More than 60 neglected dogs, along with livestock and other animals, were removed from a property in Lenoir on Wednesday, according to a news release.
Caldwell County Animal Control (CCAC) and The American Society for the Prevention of Cruelty to Animals (ASPCA) arranged the removal of the animals.
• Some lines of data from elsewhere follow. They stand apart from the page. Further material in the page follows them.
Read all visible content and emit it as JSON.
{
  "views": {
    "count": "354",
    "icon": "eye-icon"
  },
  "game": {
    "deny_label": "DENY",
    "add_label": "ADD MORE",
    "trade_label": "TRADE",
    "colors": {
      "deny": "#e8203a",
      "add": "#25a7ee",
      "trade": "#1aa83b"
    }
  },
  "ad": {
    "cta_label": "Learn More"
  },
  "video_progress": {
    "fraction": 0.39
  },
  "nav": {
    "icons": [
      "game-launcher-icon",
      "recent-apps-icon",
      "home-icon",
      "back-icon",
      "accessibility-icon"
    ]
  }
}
The owner, Lisa Marie Hendren Meatyard, was charged with felony cruelty to animals and allowing animals to live in crowded or unsanitary conditions, a misdemeanor.
On Tuesday, Meatyard agreed to a plea surrendering all her animals and serving 18 months probation, during which time she cannot own, possess or control any animals.
Dogs of varying breeds, sizes and ages, including newborn puppies, were found living in substandard conditions inside a shack with a floor covered in feces, urine and mud, while livestock and poultry were found living among piles of trash, according to the release.
ASPCA personnel were there to provide sheltering, medical and placement support for the dogs, who were temporarily relocated to CCAC to receive immediate care and treatment.
The dogs rescued from this case, along with other dogs previously removed from the property, were relocated to Charlotte-Mecklenburg Animal Control to be made available for adoption.
Last year, Meatyard was charged with five misdemeanor counts of cruelty to animals. She was convicted on those charges in October and appealed the case. As part of her plea agreement on felony charges, she remanded her appeal of the October sentencing, according to the release.
“We have been working closely with the District Attorney’s Office and the ASPCA to bring this case to a close,” said CCAC Manager Pam Culbreth. “While it was difficult to see the conditions these animals have been living in, it feels good to know they are going to places where they will be loved and properly cared for.”
The ASPCA was able to provide a team to assist with the case in part thanks to support from the Alex and Elisabeth Lewyt Charitable Trust. The ASPCA deploys nationally to assist local authorities in animal cruelty and neglect cases, including animal fighting, hoarding and puppy mills.
“This case required significant collaboration across multiple animal welfare organizations, and we are pleased to be able to support Caldwell County Animal Control with the rescue of these animals and are grateful to Charlotte-Mecklenburg Animal Control for giving them a second chance," said Leigh Anne Wilson, director of investigations for the ASPCA.
For more information about how to report an incident and what to look out for when you suspect animal cruelty in Caldwell County, visit www.caldwellcountync.org/animal-control/cruelty-neglect.